What to work on:
In the records below, pick out all lines containing the word "following".
################
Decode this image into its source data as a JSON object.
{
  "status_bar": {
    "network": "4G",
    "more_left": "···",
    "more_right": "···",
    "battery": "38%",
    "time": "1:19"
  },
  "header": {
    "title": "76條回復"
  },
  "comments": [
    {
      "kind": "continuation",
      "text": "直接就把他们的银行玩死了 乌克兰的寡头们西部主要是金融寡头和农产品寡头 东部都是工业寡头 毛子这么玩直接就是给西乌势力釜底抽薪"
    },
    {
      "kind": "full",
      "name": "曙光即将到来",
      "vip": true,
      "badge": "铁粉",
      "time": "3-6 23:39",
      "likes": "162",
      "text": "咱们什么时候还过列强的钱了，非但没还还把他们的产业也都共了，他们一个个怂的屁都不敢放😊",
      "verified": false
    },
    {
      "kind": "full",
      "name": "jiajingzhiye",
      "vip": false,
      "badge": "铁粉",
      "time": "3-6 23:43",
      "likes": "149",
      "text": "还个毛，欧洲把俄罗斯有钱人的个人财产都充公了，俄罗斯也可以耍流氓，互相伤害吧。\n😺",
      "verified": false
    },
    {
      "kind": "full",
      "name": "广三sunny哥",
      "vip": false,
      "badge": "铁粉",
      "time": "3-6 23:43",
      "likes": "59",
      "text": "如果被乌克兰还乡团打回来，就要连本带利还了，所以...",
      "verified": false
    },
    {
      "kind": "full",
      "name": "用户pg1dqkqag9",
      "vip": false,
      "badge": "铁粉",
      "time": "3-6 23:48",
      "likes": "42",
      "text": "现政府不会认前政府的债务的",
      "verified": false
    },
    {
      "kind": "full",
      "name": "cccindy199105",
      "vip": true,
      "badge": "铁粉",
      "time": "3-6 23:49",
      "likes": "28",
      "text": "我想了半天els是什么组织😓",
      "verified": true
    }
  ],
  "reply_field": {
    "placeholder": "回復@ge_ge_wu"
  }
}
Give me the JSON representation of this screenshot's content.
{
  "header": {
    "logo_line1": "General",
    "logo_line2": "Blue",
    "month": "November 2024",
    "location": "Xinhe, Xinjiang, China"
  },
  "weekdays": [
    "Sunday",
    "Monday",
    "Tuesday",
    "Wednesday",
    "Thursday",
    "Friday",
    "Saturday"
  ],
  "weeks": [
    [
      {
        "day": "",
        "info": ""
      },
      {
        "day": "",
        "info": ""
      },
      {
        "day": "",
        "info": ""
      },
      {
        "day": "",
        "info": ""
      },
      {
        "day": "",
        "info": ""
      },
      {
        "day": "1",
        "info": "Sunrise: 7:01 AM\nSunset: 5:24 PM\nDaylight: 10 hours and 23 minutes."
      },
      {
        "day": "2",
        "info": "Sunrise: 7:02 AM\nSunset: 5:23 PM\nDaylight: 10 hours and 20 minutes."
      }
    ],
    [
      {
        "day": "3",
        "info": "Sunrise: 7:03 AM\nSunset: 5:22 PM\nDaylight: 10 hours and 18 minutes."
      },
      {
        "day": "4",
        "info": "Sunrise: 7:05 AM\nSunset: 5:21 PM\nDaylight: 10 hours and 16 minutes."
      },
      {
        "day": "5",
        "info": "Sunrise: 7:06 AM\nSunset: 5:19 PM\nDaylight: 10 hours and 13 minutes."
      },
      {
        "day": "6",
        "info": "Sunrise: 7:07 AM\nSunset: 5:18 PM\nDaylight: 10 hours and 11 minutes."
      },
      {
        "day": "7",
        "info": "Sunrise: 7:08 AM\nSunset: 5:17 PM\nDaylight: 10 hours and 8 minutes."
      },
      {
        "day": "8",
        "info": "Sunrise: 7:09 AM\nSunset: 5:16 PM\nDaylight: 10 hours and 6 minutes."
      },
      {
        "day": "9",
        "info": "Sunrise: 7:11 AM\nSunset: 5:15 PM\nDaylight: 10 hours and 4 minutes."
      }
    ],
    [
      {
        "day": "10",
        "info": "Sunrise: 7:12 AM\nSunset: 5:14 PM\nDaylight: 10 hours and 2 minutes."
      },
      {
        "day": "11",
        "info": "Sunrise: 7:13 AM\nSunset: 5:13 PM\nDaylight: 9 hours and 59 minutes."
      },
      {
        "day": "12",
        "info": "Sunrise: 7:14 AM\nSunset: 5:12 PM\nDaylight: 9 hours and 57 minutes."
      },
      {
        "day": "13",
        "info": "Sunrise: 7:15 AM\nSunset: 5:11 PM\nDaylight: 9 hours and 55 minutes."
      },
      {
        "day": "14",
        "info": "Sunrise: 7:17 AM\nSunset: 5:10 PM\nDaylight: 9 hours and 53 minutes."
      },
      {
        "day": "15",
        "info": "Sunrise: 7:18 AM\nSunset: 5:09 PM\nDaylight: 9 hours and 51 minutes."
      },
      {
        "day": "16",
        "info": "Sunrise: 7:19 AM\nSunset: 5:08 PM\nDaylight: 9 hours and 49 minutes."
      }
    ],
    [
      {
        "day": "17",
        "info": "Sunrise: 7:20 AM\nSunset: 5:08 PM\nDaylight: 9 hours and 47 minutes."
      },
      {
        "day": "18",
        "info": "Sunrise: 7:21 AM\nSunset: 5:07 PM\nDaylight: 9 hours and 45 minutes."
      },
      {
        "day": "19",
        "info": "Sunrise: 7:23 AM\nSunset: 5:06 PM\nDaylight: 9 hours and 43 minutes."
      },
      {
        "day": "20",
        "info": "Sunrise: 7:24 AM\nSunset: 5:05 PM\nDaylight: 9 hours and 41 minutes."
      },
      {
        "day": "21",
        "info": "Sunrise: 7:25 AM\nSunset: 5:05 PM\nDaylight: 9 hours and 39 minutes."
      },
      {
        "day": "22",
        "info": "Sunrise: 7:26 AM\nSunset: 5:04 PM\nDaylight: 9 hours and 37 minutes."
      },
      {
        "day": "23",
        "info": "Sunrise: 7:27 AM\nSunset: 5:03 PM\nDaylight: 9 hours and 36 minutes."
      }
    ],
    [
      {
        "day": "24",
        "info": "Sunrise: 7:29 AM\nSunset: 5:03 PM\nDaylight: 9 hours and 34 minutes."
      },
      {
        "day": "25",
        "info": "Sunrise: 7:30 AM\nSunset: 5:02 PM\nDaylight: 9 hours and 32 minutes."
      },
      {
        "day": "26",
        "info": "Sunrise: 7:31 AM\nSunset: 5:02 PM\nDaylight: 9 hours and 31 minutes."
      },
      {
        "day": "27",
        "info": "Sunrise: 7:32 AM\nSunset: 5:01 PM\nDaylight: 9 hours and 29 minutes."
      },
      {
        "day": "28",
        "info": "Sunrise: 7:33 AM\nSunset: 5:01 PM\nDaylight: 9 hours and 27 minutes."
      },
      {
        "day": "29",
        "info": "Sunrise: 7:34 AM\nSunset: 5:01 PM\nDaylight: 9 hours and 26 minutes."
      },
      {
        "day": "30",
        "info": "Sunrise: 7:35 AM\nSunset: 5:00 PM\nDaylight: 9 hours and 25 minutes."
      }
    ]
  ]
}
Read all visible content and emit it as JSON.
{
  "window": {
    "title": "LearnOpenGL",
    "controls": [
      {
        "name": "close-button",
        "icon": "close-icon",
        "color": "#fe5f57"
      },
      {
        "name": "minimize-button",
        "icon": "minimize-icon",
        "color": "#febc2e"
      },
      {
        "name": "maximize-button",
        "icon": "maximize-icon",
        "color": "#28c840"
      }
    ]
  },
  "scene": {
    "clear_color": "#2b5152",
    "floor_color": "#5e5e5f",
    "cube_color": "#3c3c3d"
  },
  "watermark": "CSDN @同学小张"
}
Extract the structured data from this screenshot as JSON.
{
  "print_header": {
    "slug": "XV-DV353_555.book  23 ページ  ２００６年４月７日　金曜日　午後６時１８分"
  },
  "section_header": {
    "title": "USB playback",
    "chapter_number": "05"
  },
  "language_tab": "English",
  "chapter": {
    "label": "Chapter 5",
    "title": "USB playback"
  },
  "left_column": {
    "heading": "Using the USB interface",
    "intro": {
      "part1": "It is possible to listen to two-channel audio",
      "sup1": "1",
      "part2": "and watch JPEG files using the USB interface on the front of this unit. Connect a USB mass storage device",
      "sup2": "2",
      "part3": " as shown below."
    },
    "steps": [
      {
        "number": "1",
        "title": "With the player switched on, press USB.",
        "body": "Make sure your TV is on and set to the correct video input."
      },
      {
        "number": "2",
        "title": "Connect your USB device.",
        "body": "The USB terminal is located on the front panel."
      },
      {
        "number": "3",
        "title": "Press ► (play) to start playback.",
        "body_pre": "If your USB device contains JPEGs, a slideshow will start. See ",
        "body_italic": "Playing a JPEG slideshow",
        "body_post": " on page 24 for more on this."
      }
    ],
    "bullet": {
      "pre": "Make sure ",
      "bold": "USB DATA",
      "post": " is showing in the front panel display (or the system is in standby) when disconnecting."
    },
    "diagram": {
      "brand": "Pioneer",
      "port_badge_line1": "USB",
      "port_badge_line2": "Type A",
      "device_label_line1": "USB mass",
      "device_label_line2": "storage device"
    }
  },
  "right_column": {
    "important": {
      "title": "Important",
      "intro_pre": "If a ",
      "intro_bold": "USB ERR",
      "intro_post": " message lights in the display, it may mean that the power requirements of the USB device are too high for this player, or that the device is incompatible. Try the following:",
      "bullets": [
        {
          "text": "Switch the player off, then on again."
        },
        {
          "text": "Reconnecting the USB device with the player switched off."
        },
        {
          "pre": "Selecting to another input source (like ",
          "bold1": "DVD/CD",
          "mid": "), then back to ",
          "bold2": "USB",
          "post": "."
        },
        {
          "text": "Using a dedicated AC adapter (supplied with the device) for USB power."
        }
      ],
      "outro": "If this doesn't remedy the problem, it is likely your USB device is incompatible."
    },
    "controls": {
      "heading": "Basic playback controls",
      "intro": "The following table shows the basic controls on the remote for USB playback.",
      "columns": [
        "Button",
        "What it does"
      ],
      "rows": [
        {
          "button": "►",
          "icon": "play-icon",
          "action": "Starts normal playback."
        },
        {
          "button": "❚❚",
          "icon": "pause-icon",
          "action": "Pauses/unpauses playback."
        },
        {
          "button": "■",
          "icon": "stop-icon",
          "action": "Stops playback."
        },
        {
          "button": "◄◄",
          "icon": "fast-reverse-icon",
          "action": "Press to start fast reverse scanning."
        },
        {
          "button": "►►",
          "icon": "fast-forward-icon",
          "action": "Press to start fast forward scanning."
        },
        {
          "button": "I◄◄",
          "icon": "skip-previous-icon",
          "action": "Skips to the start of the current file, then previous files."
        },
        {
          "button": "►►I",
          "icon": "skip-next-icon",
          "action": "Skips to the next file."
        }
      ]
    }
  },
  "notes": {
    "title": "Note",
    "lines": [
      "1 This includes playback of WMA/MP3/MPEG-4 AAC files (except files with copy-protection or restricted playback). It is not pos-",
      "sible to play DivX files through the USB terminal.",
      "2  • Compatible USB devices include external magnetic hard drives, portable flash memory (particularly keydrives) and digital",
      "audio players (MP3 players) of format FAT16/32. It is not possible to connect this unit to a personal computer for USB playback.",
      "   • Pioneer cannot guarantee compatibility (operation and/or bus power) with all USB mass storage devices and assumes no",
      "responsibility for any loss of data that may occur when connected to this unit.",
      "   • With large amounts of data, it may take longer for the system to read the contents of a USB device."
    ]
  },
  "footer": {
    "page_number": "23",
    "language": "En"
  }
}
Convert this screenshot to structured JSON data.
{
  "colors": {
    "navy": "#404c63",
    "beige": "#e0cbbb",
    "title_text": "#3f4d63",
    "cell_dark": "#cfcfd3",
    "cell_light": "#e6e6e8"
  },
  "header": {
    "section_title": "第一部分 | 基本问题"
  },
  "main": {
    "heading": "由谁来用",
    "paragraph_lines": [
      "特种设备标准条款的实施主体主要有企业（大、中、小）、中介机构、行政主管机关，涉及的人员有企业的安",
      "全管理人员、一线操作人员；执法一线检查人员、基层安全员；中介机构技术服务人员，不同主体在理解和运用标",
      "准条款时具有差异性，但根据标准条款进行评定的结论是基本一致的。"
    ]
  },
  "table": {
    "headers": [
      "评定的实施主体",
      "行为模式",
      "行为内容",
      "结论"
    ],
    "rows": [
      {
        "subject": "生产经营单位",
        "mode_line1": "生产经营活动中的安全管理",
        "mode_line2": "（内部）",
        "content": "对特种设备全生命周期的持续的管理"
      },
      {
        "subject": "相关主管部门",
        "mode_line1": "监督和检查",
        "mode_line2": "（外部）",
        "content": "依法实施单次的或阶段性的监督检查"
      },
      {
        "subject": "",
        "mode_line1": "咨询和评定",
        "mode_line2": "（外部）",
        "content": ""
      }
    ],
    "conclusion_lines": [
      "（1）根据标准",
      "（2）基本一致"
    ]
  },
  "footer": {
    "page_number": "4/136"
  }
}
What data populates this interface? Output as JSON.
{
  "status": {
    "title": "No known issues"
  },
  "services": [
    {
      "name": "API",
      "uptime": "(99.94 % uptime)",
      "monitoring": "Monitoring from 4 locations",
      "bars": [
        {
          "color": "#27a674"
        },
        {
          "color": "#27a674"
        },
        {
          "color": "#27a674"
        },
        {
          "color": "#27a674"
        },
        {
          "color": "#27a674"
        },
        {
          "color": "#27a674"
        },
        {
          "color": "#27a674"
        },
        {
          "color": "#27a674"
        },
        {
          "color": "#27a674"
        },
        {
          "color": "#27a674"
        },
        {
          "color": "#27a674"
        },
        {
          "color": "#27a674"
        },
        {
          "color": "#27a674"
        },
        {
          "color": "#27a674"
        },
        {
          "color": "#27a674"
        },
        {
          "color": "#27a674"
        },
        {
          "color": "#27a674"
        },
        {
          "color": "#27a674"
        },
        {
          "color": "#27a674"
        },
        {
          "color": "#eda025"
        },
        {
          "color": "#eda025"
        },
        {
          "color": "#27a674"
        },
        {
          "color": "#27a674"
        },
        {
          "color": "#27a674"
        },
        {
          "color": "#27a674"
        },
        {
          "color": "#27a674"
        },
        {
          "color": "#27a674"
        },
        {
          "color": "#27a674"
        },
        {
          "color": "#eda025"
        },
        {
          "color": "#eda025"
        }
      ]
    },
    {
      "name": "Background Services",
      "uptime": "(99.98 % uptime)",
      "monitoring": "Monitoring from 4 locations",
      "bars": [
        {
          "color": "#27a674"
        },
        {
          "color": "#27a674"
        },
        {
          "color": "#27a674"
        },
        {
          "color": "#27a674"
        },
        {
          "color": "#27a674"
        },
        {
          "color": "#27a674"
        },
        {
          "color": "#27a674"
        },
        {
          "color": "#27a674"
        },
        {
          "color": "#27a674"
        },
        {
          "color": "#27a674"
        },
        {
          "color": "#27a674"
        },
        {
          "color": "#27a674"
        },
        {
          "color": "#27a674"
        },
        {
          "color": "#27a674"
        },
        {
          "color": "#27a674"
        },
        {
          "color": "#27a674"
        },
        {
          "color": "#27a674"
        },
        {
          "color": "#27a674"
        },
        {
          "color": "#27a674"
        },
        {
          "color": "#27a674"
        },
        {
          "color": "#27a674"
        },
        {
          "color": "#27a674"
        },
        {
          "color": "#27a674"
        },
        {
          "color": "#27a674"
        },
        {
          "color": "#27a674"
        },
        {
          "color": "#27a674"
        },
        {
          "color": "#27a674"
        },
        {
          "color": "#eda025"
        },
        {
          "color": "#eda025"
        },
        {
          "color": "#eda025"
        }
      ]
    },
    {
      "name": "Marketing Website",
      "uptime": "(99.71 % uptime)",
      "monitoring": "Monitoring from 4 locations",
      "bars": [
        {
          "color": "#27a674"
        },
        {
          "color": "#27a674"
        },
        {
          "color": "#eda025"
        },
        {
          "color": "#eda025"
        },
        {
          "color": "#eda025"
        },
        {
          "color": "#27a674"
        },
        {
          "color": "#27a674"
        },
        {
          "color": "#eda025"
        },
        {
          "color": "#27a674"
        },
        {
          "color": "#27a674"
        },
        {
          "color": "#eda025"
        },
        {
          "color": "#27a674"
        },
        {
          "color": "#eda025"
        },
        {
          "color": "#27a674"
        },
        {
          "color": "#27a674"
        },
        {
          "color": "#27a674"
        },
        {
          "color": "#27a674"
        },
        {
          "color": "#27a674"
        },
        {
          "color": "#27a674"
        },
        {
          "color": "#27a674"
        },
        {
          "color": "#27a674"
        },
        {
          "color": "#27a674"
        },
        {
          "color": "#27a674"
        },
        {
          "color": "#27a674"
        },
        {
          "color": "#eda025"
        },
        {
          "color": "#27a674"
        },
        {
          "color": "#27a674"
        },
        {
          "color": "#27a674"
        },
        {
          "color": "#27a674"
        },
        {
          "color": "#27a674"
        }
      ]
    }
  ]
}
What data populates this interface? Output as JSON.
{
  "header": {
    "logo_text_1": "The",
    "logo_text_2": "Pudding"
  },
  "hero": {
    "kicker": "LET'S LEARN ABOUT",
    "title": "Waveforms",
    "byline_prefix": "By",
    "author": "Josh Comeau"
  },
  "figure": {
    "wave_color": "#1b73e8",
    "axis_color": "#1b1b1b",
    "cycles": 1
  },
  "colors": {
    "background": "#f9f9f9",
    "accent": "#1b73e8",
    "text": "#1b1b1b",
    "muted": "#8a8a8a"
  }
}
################
Answer to the exercise:
      "intro_post": " message lights in the display, it may mean that the power requirements of the USB device are too high for this player, or that the device is incompatible. Try the following:",
      "intro": "The following table shows the basic controls on the remote for USB playback.",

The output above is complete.